e) The number of workers described in section b) who were later employed by Northeast Utilities/Eversource Energy—directly or as employees of a Northeast Utilities/Eversource Energy contractor—outside of the United States.
f) A description of the skillset that nonimmigrant workers brought to Northeast Utilities from 2010-2014 that Northeast Utilities was unable to obtain by hiring U.S. workers.
g) A complete description of any recruitment efforts made by your company or its contractors prior to hiring through the nonimmigrant worker visa programs.
h) Again, because this is a gravely important public policy issue, I demand your written assurance that former and current Northeast Utilities/Eversource Energy employees can speak freely and truthfully about their experiences during the Northeast Utilities layoffs and any events preceding or relevant to those layoffs. At a minimum, I would like your written assurance that current and former Northeast Utilities/Eversource Energy employees can speak freely to me and my staff without facing legal liability.
i) Any communications with Tata Consultancy Services—or any other contractor that employs H-1B visa workers—regarding Northeast Utilities’ plans for laying off U.S. workers after hiring H-1B visa holders.
In addition to this letter, I have sent a letter today to United States Attorney General Loretta Lynch, requesting that the Department of Justice open an investigation into whether your company’s clear abuse of the spirit of nonimmigrant worker visa programs also amounted to legally actionable misconduct.
Please respond to the above requests as soon as possible. Thank you for your attention to this matter.
Monday, two suits were filed against Disney, HCL and Cognizant. The amount of news coverage in America and around the world was insurmountable. These cases have already been successful at educating Americans as to the real issues, the real problems America is facing. Without the backing of Americans, we will never win this war. The more we can educate everyone about this cause, the more chances we have at winning this war.

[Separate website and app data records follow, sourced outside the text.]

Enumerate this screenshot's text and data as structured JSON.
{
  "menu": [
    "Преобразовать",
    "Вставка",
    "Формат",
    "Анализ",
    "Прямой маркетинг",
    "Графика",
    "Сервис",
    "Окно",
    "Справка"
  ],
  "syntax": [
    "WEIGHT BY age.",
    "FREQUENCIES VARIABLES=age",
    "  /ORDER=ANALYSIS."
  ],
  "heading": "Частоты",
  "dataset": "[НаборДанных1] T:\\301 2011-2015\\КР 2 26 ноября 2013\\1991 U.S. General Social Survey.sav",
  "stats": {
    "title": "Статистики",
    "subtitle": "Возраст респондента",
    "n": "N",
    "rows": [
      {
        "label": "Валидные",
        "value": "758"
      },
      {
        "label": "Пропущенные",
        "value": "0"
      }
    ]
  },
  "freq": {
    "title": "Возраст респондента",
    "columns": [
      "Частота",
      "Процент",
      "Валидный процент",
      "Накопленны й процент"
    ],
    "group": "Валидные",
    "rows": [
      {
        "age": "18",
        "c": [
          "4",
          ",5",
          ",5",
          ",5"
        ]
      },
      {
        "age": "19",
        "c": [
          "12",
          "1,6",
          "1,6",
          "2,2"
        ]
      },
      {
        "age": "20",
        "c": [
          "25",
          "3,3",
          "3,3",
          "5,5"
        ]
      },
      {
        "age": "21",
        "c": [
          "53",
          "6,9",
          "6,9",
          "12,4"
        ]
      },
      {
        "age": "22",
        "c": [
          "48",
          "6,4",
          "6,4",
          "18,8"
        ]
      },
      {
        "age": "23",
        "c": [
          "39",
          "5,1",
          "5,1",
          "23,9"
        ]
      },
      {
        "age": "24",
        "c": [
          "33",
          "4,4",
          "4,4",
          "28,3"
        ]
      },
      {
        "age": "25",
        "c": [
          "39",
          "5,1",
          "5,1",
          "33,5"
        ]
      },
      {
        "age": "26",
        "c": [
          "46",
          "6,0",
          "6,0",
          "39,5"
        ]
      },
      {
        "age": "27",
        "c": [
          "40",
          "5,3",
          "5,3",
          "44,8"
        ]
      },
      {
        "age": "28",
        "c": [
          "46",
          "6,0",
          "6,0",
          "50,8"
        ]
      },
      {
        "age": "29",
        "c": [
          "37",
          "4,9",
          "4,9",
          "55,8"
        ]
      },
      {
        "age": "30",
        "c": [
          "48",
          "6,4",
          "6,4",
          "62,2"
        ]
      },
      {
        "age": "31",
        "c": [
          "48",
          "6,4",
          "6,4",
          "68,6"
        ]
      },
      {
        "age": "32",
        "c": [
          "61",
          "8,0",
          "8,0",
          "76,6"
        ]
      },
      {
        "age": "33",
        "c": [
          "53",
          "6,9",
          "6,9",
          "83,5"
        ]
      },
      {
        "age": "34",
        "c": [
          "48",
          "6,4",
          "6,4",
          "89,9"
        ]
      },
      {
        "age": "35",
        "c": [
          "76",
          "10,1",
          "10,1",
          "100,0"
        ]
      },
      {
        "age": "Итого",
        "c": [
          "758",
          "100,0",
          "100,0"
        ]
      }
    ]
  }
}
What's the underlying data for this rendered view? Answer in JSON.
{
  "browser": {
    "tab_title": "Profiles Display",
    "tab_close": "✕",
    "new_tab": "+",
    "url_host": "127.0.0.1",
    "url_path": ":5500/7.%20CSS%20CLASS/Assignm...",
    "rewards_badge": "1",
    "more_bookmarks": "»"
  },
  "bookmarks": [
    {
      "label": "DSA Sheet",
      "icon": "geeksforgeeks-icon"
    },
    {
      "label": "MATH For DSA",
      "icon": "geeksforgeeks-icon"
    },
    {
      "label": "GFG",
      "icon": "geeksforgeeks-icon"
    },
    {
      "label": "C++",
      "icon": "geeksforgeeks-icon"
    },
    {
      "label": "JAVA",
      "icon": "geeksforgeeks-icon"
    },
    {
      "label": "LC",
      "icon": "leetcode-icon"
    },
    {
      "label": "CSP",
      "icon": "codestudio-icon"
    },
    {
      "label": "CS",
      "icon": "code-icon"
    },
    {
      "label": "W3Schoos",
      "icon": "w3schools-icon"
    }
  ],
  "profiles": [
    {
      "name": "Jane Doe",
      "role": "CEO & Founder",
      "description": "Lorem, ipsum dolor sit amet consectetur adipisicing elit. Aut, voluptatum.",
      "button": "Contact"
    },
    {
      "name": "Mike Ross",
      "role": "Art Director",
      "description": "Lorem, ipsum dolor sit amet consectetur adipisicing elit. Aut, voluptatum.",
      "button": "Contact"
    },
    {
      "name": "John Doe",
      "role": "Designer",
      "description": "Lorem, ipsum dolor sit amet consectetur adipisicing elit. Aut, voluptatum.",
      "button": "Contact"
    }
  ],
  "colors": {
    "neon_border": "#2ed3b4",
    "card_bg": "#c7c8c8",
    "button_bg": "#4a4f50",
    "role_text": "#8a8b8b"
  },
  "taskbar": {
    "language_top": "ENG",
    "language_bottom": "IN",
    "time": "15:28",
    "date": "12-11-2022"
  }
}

Right now is the time I need each and everyone of you share through social media, talk to your friends and neighbors and shout from the rooftops about the displacement of American workers and the offshoring of the American technology field. We have a spark. LET’S MAKE IT A FIRE. Then, when we provide the easy, simple solution to this problem, the big money, big companies, bought-off media and bought-off politicians, we WILL BE HEARD. They cannot buy off the real Americans. They cannot close our eyes that have been opened. Please gather your group and get ready to win this war against America!